TALLAHASSEE, FL (WTXL) -- Florida A&M University held a special media event Monday morning, giving reporters a chance to speak with President Dr. Elmira Mangum, but only under strict guidelines outlined by the university.
WTXL was invited to participate but declined to attend, because the university put restrictions on the interview that the station, as a news organization, did not think were fair.
No photography or videography was allowed during the meeting. Officials restricted which members of the media could attend, and the invited reporters were allowed to ask one question during the roundtable -- more, if time permitted.
Mangum has been under fire by the university's board of trustees for her performance and leadership. The board voted twice last month to fire her, but both motions failed.

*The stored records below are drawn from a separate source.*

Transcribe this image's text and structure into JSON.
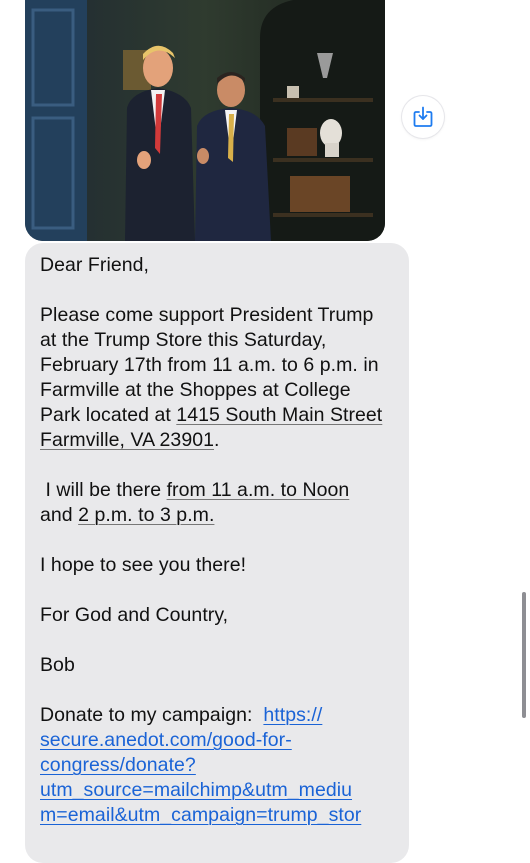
{
  "message": {
    "greeting": "Dear Friend,",
    "para1": {
      "text": "Please come support President Trump at the Trump Store this Saturday, February 17th from 11 a.m. to 6 p.m. in Farmville at the Shoppes at College Park located at ",
      "address": "1415 South Main Street Farmville, VA 23901",
      "end": "."
    },
    "para2": {
      "start": " I will be there ",
      "time1": "from 11 a.m. to Noon",
      "and": " and ",
      "time2": "2 p.m. to 3 p.m.",
      "end": ""
    },
    "para3": "I hope to see you there!",
    "closing": "For God and Country,",
    "signature": "Bob",
    "donate_label": "Donate to my campaign:  ",
    "donate_url_lines": [
      "https://",
      "secure.anedot.com/good-for-",
      "congress/donate?",
      "utm_source=mailchimp&utm_mediu",
      "m=email&utm_campaign=trump_stor"
    ]
  },
  "icons": {
    "save": "save-to-photos-icon"
  },
  "colors": {
    "bubble": "#e9e9eb",
    "link": "#1a63d6",
    "icon": "#1e7cf0"
  }
}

WTXL reached out to four local public relations firms about how the university chose to hold Monday's event, none of whom wanted to comment.
WTXL news director M. David Lee III issued the following statement regarding why the station declined to be a part of Monday's interview:
"As a news organization, we did not feel the conditions in which Florida A&M University dictated today's interview opportunity to be acceptable. If Dr. Mangum wishes to sit down with WTXL, with whoever we choose as the reporter, for an open and frank conversation about the university, we are more than willing to set that up.
However, asking a television station not to videotape the interview, trying to handpick who can do the interview and the initially limiting reporter questions to just one, is unacceptable. -- M. David Lee III, WTXL News Director."
WTXL has also requested an audio recording of Monday's interview. The university said it was working on that request.
“Yesterday’s event resulted in a very fruitful discussion,” said Jimmy Miller, vice president for Communications and External Relations. “One of the President’s guiding principles of her administration is transparency, and she wanted to be sure to have a candid dialogue with the media representatives who have been following FAMU closely and who had not been able to speak with her previously due to a very full schedule.”
In a news release, Miller also addressed what he called unfounded accusations that the intimate dialogue without cameras was “unfair.”
“Media representatives were not prohibited from carrying out their duties,” he said. “The conversation was completely on-the-record. Multiple questions and follow-up questions were asked. There were no limitations on the questions that were asked. Media representatives audio-recorded the entire dialogue and took notes, just as reporters would do at any other media event. Broadcast stations attending had plenty of previous images and B-roll to use to go along with their stories. Additionally, photos were taken with the President at the end of the discussion.”
In the invite that was sent to media outlets, including WTXL, FAMU put restrictions on which reporter could attend and then wanted to limit them to one question. They also said that no video or photos would be allowed.
Read the full invite below.